I let her talk and talk. She had a lot to say, and I said very little. I simply got on her side, saw and felt things the way she did, allowed her to experience what she was experiencing, and allowed her experience to become mine, intimately so. It was easy, since I have known well that place of total exhaustion, that place where “I’ve been trying so hard to save others and have received nothing back”, that desperation to die (or at least to end the burden of living), and also the sense of guilt and terrible sadness that arises from imagining loved ones trying to go on without me. I stayed close. I did not try to play ‘spiritual teacher’, ‘expert on suicide prevention’ or even ‘therapist’.

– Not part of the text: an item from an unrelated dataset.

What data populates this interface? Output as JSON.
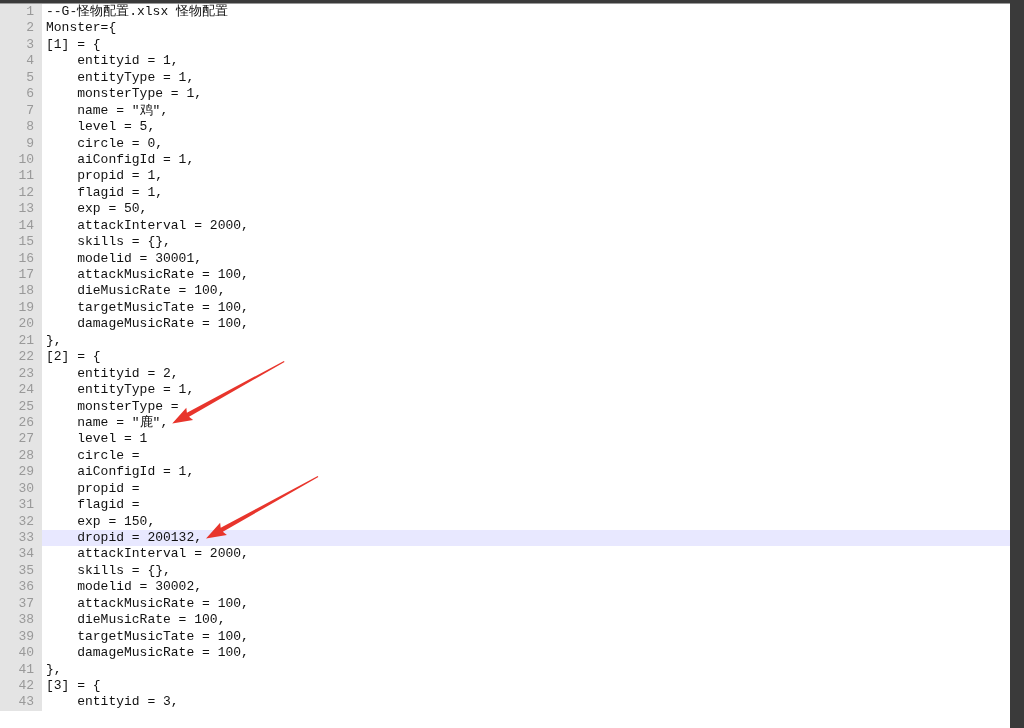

Most people who feel suicidal need to talk about it. Approaching people with love and openness means NOT being terrified of that persons dark places. And not reacting in a knee-jerk and controlling manner. That has never allowed anyone to feel safe to open up about the painful vulnerability they are most assuredly experiencing when feeling suicidal. I don’t really know why it’s considered helpful to react to people who feel suicidal with terror and control which often manifests by violently committing them to a psychiatric ward all while traumatizing them further than they already are. Really, we need to rethink how we’re taught to “help” those who are suffering in this manner!

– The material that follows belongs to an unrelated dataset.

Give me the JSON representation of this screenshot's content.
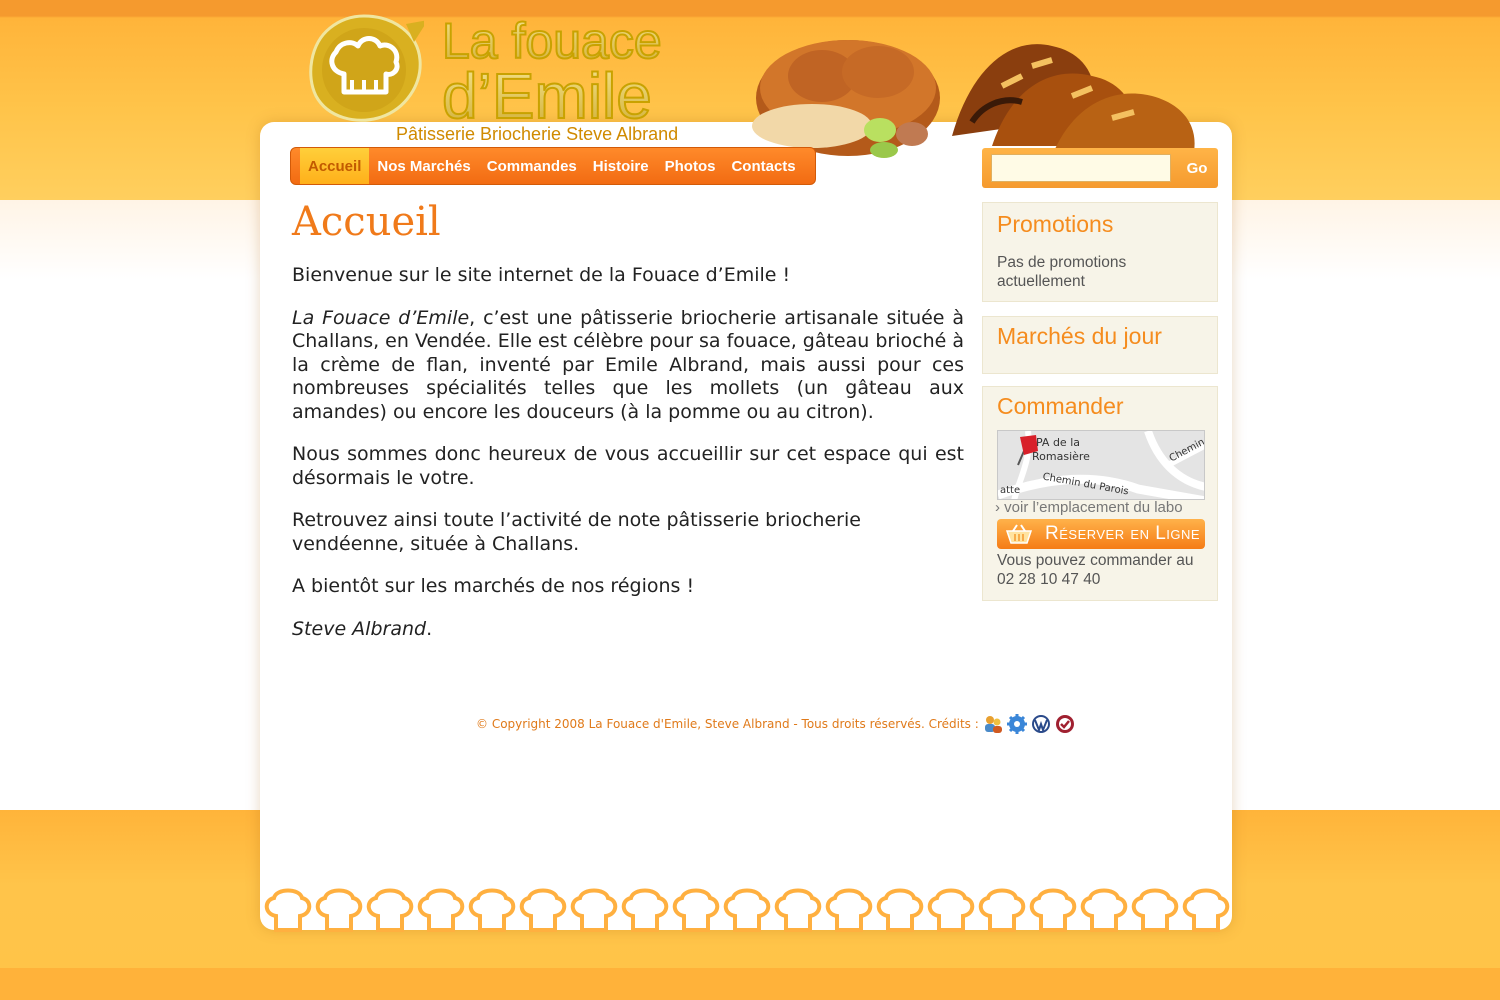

Sylvia Plath was a human being. She lived and breathed, she feared, she loved, she picked daffodils. Skipping around in her unabridged journals this morning, I had that revelation. Why should it be a revelation? Because the mental health field has made her an ICON; something entirely separate from humanity. According to them, she IS... Continue Reading →